“Say they get hurt, or they’re getting bullied,” Lalin continued, “they don’t have no proof of the child getting hurt, or even with a teacher.”

Valerie Wilson, the Newark Board of Education administrator overseeing the acquisition process, said the cameras were being purchased through federal American Rescue Plan funding designated for schools. 

She said the 7,000 number was derived to meet the school district’s needs. 

“We have over 3,000 classrooms. How many corridors, how many doors?” Wilson said in an interview. “I have one of my high schools that has over 27 doors. You have to look at the entire piece.” 

Some families said that while they like the cameras, they wanted them to be used as widely as possible. 

“Maybe spread it out a little bit more,” said Daisy Velazquez, a grandmother and long-time Newark resident, who was watching her five-year-old granddaughter play in the park on her day off.  

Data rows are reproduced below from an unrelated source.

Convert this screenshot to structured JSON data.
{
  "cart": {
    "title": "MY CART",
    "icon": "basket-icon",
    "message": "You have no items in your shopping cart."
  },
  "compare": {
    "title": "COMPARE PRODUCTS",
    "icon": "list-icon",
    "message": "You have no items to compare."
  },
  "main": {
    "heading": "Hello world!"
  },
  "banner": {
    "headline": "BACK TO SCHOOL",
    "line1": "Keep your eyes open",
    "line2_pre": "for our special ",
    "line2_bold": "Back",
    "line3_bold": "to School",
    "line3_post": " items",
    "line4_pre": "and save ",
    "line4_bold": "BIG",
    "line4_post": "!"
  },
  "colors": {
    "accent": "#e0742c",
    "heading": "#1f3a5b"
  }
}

Velazquez said the cameras need to be “not just in the schools, but surrounding areas, [such as] parks.”

Wilson, the Board of Education’s school business administrator, said the cameras would be used in ways that families had told the school district they’d wanted as the city considered their purchase. 

“We have incorporated what the community requested,” Wilson said. “We understand that our buildings are in the community, that they are staples of the community, anchors of the community. We’ll not just be inside our buildings, but [the cameras will] also be outside.”

She said that the bidding process for contractors would soon begin, and the district hopes to have the cameras installed later this year.